▶ [What you are asked to do]
The expected output is each line in the data below that includes the string "right".

(Extracted records)

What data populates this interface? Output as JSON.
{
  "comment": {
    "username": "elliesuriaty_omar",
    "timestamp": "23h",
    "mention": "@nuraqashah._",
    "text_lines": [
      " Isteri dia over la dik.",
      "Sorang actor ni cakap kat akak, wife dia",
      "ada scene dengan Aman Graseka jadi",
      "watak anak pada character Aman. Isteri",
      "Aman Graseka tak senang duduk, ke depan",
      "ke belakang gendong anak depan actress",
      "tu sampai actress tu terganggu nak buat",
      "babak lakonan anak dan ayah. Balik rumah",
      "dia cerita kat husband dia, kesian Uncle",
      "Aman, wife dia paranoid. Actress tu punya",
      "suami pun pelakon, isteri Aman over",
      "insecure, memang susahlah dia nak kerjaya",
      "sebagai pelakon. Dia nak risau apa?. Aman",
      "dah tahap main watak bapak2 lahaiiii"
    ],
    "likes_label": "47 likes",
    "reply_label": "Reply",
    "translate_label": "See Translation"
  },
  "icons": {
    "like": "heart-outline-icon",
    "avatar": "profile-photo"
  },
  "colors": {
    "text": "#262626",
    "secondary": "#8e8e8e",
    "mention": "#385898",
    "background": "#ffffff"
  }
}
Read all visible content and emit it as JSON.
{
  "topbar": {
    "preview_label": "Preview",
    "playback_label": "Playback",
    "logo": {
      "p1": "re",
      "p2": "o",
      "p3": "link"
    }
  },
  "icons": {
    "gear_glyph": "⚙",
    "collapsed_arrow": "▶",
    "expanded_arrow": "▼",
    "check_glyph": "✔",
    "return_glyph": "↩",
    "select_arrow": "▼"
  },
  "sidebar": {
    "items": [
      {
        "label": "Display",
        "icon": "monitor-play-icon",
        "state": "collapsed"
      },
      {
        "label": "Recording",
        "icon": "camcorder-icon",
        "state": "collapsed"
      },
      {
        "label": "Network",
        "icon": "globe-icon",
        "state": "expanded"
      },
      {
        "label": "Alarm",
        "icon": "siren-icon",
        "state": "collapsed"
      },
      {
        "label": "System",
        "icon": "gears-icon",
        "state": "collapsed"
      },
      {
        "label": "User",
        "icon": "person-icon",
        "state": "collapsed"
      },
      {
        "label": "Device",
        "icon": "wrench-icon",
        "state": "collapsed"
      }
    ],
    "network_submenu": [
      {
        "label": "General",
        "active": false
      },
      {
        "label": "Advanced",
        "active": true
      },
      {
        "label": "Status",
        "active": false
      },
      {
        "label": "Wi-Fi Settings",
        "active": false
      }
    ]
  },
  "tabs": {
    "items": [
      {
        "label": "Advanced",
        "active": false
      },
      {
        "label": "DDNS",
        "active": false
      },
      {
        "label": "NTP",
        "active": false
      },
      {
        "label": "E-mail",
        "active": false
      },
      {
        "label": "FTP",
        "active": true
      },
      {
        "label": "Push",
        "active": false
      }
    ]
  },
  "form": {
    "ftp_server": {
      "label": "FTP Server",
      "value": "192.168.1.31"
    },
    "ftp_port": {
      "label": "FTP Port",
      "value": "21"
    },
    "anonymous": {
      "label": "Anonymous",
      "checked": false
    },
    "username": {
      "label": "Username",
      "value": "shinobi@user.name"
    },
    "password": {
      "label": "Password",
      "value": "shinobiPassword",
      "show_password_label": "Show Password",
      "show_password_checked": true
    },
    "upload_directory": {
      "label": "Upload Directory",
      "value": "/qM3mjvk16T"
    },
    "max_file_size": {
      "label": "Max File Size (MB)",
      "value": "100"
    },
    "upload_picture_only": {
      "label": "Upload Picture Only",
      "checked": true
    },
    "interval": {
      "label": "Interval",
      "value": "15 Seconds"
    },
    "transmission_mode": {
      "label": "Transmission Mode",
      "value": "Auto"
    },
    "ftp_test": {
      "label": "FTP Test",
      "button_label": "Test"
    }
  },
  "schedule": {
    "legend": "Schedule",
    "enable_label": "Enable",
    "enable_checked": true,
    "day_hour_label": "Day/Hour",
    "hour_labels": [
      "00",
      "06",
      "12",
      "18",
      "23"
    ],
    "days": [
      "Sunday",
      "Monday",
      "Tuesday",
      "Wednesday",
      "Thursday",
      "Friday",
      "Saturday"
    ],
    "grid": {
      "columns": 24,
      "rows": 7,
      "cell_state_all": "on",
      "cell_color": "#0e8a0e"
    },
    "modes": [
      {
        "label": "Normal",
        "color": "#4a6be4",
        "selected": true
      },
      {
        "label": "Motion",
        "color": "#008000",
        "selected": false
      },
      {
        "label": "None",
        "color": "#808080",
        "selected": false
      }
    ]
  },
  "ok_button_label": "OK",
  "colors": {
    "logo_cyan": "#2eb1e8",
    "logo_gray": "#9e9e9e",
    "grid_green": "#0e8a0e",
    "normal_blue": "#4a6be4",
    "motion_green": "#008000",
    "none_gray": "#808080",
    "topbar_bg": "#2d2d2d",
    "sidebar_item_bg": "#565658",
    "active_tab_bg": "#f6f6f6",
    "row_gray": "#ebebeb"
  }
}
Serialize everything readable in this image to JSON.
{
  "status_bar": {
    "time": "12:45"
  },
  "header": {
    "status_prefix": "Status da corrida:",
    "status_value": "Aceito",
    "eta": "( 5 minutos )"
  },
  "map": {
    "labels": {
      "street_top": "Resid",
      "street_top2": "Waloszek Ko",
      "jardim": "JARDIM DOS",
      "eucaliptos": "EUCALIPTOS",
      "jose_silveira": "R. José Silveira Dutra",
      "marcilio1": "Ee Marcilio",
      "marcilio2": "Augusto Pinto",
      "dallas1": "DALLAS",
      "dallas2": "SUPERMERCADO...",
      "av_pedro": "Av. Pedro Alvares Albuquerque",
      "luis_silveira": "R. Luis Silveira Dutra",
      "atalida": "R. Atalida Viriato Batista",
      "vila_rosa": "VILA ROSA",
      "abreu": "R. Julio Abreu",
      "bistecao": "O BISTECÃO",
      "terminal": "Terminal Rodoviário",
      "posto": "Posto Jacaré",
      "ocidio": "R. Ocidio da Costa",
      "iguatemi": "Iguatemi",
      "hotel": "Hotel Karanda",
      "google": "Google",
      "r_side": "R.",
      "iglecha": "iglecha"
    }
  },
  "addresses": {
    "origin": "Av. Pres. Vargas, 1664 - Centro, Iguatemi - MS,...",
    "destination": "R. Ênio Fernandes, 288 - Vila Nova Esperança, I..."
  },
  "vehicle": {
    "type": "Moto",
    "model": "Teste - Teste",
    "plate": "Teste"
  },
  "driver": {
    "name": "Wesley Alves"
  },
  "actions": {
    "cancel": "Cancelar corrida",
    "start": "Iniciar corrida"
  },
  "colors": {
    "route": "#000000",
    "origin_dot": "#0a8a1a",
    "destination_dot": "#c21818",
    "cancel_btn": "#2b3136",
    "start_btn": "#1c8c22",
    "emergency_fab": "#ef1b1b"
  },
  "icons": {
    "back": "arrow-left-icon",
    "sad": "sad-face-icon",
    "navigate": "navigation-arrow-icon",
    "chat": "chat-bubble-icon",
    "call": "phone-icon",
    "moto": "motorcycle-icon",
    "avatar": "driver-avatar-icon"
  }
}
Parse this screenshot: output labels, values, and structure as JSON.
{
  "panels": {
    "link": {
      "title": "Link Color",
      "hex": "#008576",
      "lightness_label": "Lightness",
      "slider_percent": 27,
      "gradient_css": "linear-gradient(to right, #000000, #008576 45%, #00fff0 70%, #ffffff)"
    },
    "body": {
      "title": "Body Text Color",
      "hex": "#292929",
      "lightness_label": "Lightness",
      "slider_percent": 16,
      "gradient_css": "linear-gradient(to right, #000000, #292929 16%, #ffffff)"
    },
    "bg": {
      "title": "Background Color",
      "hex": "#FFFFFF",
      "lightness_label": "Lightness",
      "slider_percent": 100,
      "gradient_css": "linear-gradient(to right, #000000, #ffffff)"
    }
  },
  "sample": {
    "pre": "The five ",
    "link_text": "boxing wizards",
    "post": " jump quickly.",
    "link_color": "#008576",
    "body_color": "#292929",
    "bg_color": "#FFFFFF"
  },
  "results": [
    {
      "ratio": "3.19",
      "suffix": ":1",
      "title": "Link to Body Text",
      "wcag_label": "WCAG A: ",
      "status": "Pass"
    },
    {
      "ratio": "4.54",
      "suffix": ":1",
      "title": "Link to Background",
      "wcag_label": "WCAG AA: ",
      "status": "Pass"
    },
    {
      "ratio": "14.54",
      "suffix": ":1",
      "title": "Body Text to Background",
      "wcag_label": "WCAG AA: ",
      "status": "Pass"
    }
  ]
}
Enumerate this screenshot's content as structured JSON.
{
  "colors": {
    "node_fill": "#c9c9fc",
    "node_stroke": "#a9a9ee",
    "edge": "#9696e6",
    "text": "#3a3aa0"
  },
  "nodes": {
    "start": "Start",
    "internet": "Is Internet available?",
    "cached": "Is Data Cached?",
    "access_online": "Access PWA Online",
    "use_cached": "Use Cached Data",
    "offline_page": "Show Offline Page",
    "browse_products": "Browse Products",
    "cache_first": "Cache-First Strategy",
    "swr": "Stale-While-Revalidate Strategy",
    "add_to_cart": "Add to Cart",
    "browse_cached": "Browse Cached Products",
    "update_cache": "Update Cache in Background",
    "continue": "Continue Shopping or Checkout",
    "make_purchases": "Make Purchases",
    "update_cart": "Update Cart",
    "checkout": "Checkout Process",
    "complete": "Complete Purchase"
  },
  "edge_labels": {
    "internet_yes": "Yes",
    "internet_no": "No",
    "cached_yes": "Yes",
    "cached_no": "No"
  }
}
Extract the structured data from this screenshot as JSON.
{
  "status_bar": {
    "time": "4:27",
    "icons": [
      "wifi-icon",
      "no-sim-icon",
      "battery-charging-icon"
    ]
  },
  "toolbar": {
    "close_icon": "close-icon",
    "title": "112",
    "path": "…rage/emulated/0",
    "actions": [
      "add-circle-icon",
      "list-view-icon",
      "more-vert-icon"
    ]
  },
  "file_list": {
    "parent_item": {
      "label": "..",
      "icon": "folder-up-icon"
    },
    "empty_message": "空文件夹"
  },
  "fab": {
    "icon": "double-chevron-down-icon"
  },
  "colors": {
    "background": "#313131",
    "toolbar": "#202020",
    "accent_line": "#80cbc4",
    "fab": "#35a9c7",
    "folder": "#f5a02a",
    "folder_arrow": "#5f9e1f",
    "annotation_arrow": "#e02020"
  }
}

▶ [Result]
      "gradient_css": "linear-gradient(to right, #000000, #008576 45%, #00fff0 70%, #ffffff)"
      "gradient_css": "linear-gradient(to right, #000000, #292929 16%, #ffffff)"
      "gradient_css": "linear-gradient(to right, #000000, #ffffff)"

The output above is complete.